Sort through the data and copy the lines holding the word "Scene".

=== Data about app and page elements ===
----

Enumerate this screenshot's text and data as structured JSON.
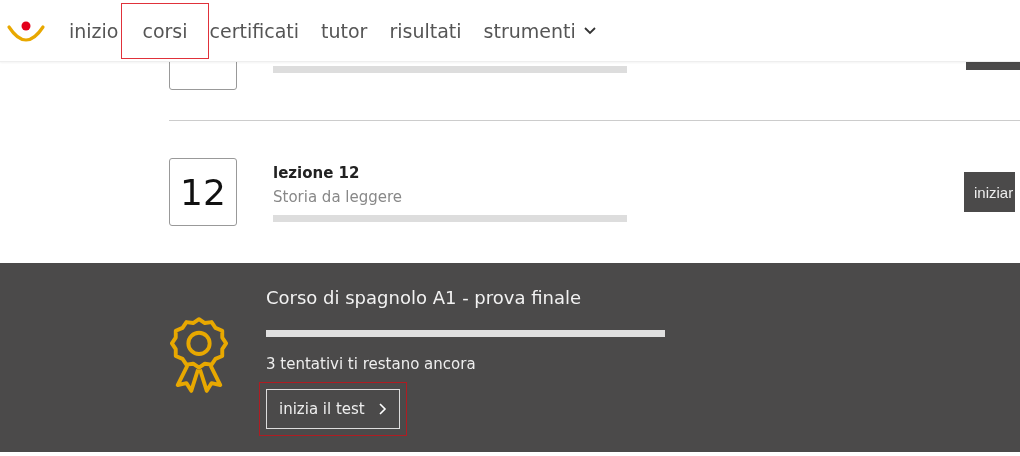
{
  "nav": {
    "items": [
      {
        "label": "inizio",
        "highlighted": false,
        "kind": "link"
      },
      {
        "label": "corsi",
        "highlighted": true,
        "kind": "link"
      },
      {
        "label": "certificati",
        "highlighted": false,
        "kind": "link"
      },
      {
        "label": "tutor",
        "highlighted": false,
        "kind": "link"
      },
      {
        "label": "risultati",
        "highlighted": false,
        "kind": "link"
      },
      {
        "label": "strumenti",
        "highlighted": false,
        "kind": "dropdown"
      }
    ]
  },
  "lessons": [
    {
      "kind": "partial"
    },
    {
      "kind": "lesson",
      "number": "12",
      "title": "lezione 12",
      "subtitle": "Storia da leggere",
      "button": "iniziar"
    }
  ],
  "final_test": {
    "title": "Corso di spagnolo A1 - prova finale",
    "attempts": "3 tentativi ti restano ancora",
    "button": {
      "label": "inizia il test",
      "highlighted": true
    }
  }
}
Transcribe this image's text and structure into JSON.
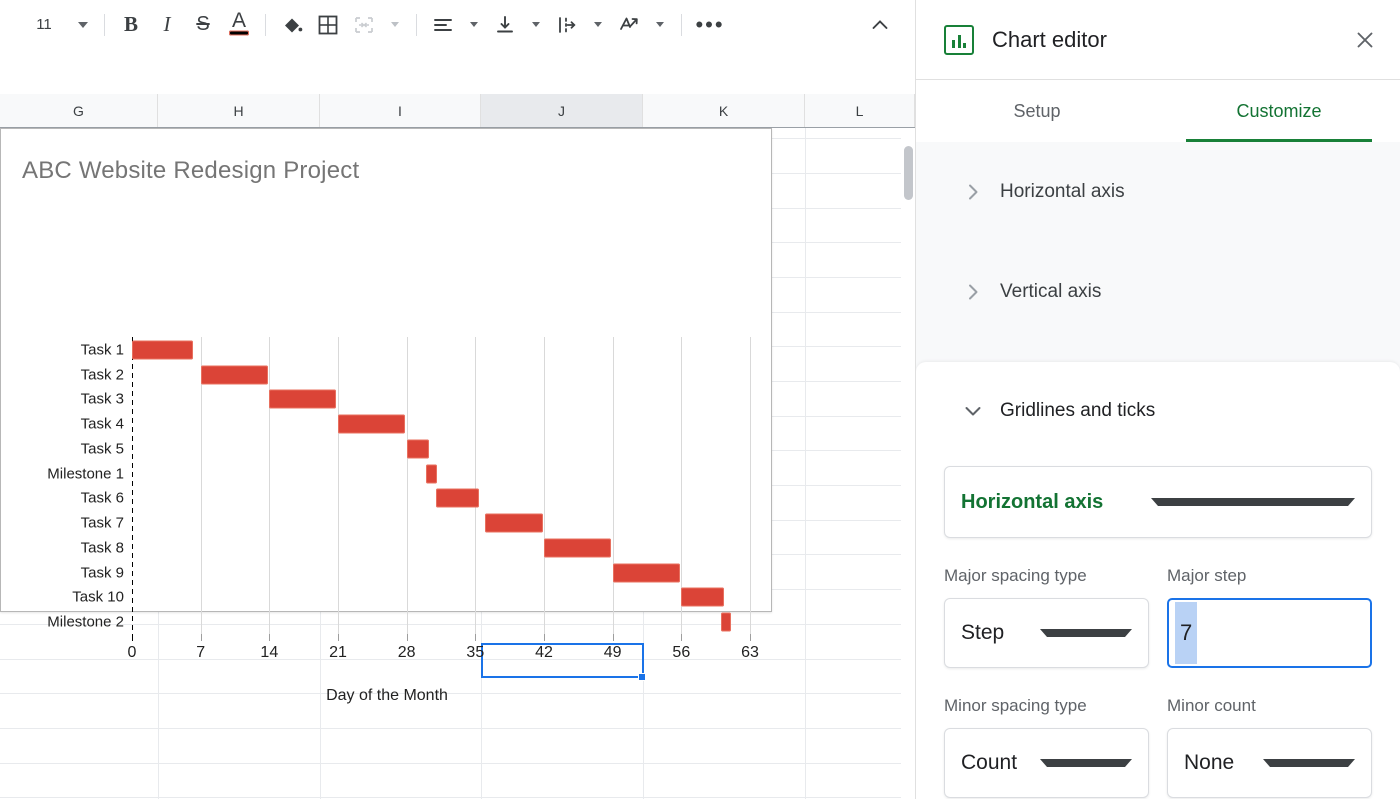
{
  "toolbar": {
    "font_size": "11",
    "bold_label": "B",
    "italic_label": "I",
    "strikethrough_label": "S",
    "text_color_label": "A",
    "more_label": "•••"
  },
  "spreadsheet": {
    "columns": [
      "G",
      "H",
      "I",
      "J",
      "K",
      "L"
    ],
    "selected_column": "J"
  },
  "chart_data": {
    "type": "bar",
    "chart_style": "gantt",
    "title": "ABC Website Redesign Project",
    "xlabel": "Day of the Month",
    "ylabel": "",
    "xlim": [
      0,
      63
    ],
    "xticks": [
      0,
      7,
      14,
      21,
      28,
      35,
      42,
      49,
      56,
      63
    ],
    "categories": [
      "Task 1",
      "Task 2",
      "Task 3",
      "Task 4",
      "Task 5",
      "Milestone 1",
      "Task 6",
      "Task 7",
      "Task 8",
      "Task 9",
      "Task 10",
      "Milestone 2"
    ],
    "bars": [
      {
        "label": "Task 1",
        "start": 0,
        "end": 6.2
      },
      {
        "label": "Task 2",
        "start": 7,
        "end": 13.9
      },
      {
        "label": "Task 3",
        "start": 14,
        "end": 20.8
      },
      {
        "label": "Task 4",
        "start": 21,
        "end": 27.8
      },
      {
        "label": "Task 5",
        "start": 28,
        "end": 30.3
      },
      {
        "label": "Milestone 1",
        "start": 30,
        "end": 31.1
      },
      {
        "label": "Task 6",
        "start": 31,
        "end": 35.4
      },
      {
        "label": "Task 7",
        "start": 36,
        "end": 41.9
      },
      {
        "label": "Task 8",
        "start": 42,
        "end": 48.8
      },
      {
        "label": "Task 9",
        "start": 49,
        "end": 55.9
      },
      {
        "label": "Task 10",
        "start": 56,
        "end": 60.4
      },
      {
        "label": "Milestone 2",
        "start": 60,
        "end": 61.1
      }
    ],
    "bar_color": "#db4437",
    "grid": true,
    "legend": "none"
  },
  "editor": {
    "title": "Chart editor",
    "icon": "bar-chart-icon",
    "close_label": "×",
    "tabs": [
      {
        "label": "Setup",
        "active": false
      },
      {
        "label": "Customize",
        "active": true
      }
    ],
    "sections": [
      {
        "label": "Horizontal axis",
        "expanded": false
      },
      {
        "label": "Vertical axis",
        "expanded": false
      },
      {
        "label": "Gridlines and ticks",
        "expanded": true
      }
    ],
    "axis_selector": {
      "value": "Horizontal axis"
    },
    "fields": [
      {
        "label": "Major spacing type",
        "value": "Step",
        "kind": "select"
      },
      {
        "label": "Major step",
        "value": "7",
        "kind": "input"
      },
      {
        "label": "Minor spacing type",
        "value": "Count",
        "kind": "select"
      },
      {
        "label": "Minor count",
        "value": "None",
        "kind": "select"
      }
    ]
  },
  "colors": {
    "accent_green": "#188038",
    "accent_blue": "#1a73e8",
    "bar_red": "#db4437",
    "panel_gray": "#f8f9fa"
  }
}
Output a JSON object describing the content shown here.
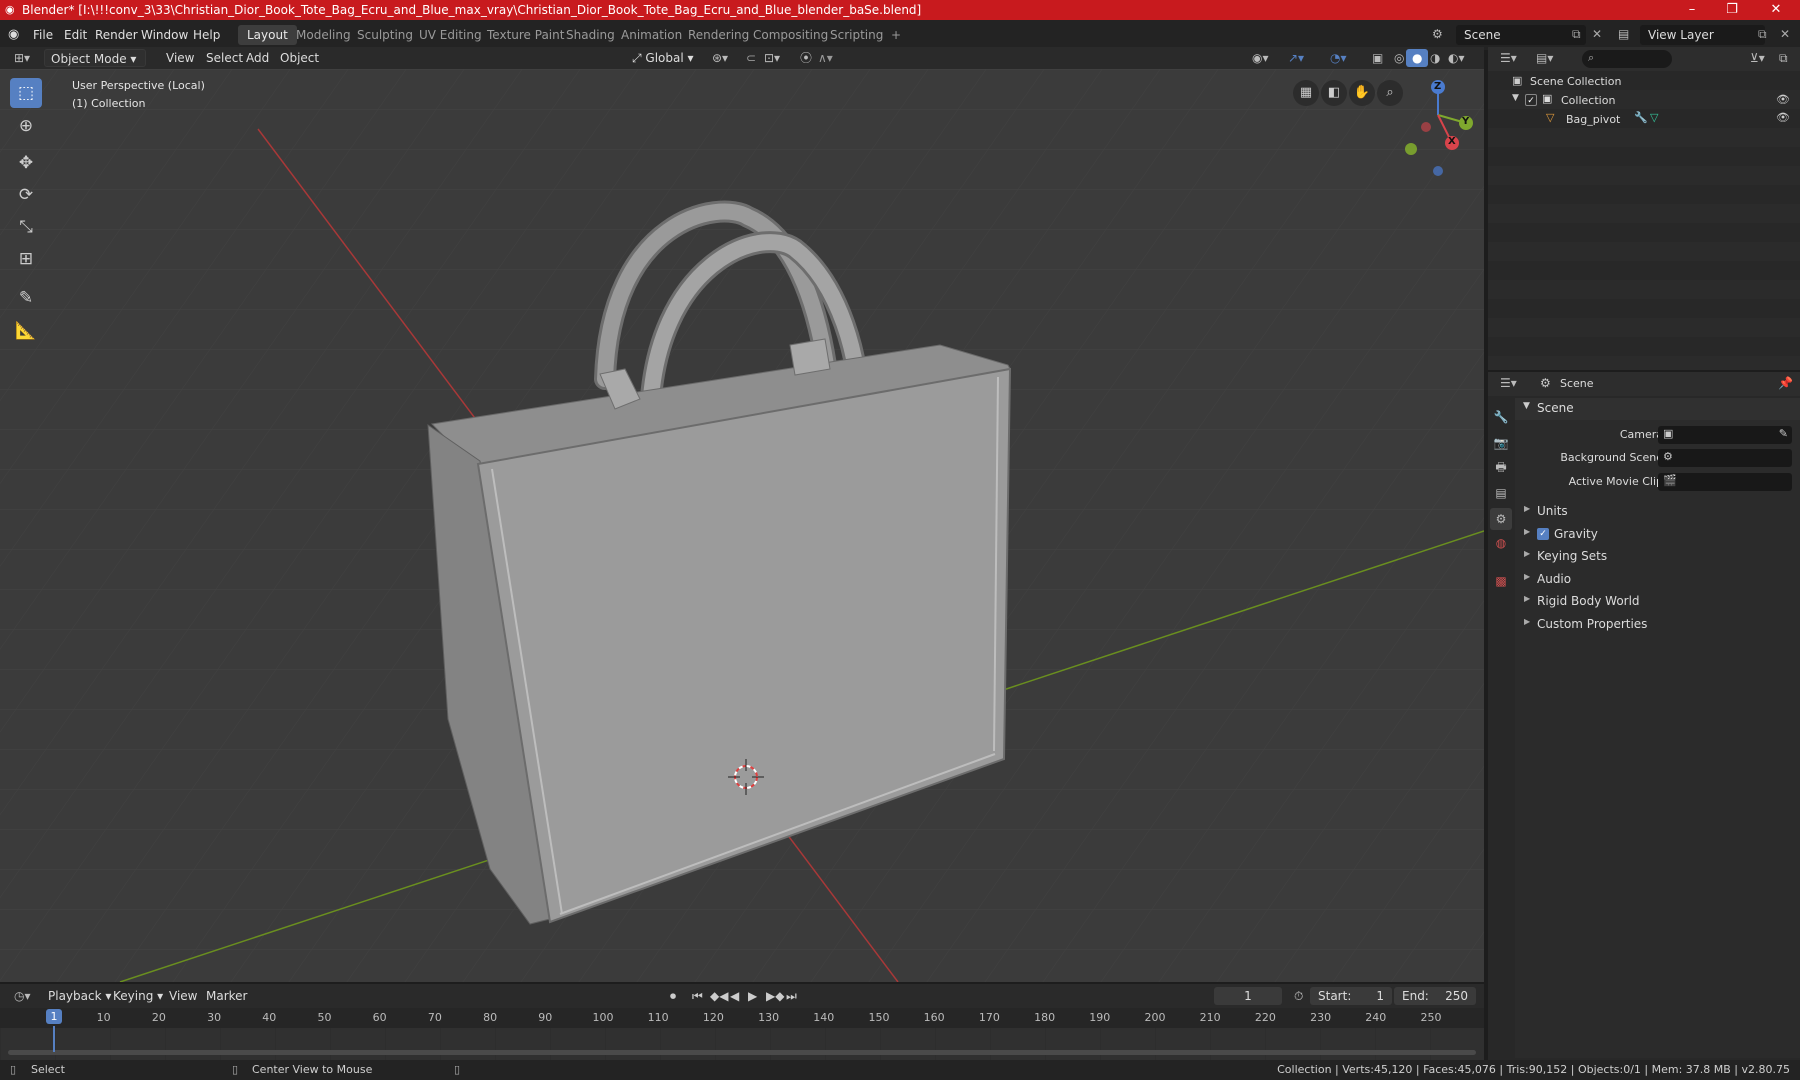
{
  "window": {
    "title": "Blender* [I:\\!!!conv_3\\33\\Christian_Dior_Book_Tote_Bag_Ecru_and_Blue_max_vray\\Christian_Dior_Book_Tote_Bag_Ecru_and_Blue_blender_baSe.blend]",
    "minimize": "–",
    "maximize": "❐",
    "close": "✕"
  },
  "menubar": {
    "file": "File",
    "edit": "Edit",
    "render": "Render",
    "window": "Window",
    "help": "Help",
    "workspaces": [
      "Layout",
      "Modeling",
      "Sculpting",
      "UV Editing",
      "Texture Paint",
      "Shading",
      "Animation",
      "Rendering",
      "Compositing",
      "Scripting"
    ],
    "add_workspace": "+",
    "scene_name": "Scene",
    "view_layer": "View Layer"
  },
  "viewport_header": {
    "mode": "Object Mode",
    "view": "View",
    "select": "Select",
    "add": "Add",
    "object": "Object",
    "orientation": "Global"
  },
  "viewport": {
    "perspective_label": "User Perspective (Local)",
    "collection_label": "(1) Collection",
    "gizmo": {
      "z": "Z",
      "y": "Y",
      "x": "X"
    }
  },
  "outliner": {
    "root": "Scene Collection",
    "collection": "Collection",
    "object": "Bag_pivot"
  },
  "properties": {
    "header": "Scene",
    "panel": "Scene",
    "camera_label": "Camera",
    "background_scene_label": "Background Scene",
    "active_movie_clip_label": "Active Movie Clip",
    "sections": [
      "Units",
      "Gravity",
      "Keying Sets",
      "Audio",
      "Rigid Body World",
      "Custom Properties"
    ]
  },
  "timeline": {
    "playback": "Playback",
    "keying": "Keying",
    "view": "View",
    "marker": "Marker",
    "current_frame": "1",
    "start_label": "Start:",
    "start": "1",
    "end_label": "End:",
    "end": "250",
    "ticks": [
      "1",
      "10",
      "20",
      "30",
      "40",
      "50",
      "60",
      "70",
      "80",
      "90",
      "100",
      "110",
      "120",
      "130",
      "140",
      "150",
      "160",
      "170",
      "180",
      "190",
      "200",
      "210",
      "220",
      "230",
      "240",
      "250"
    ]
  },
  "statusbar": {
    "select": "Select",
    "center": "Center View to Mouse",
    "stats": "Collection | Verts:45,120 | Faces:45,076 | Tris:90,152 | Objects:0/1 | Mem: 37.8 MB | v2.80.75"
  },
  "colors": {
    "accent": "#5680c2",
    "titlebar": "#c81a1e",
    "x_axis": "#a83838",
    "y_axis": "#6a8f1f"
  }
}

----

=== Exercise output ===
    "scene_name": "Scene",
    "root": "Scene Collection",
    "header": "Scene",
    "panel": "Scene",
    "background_scene_label": "Background Scene",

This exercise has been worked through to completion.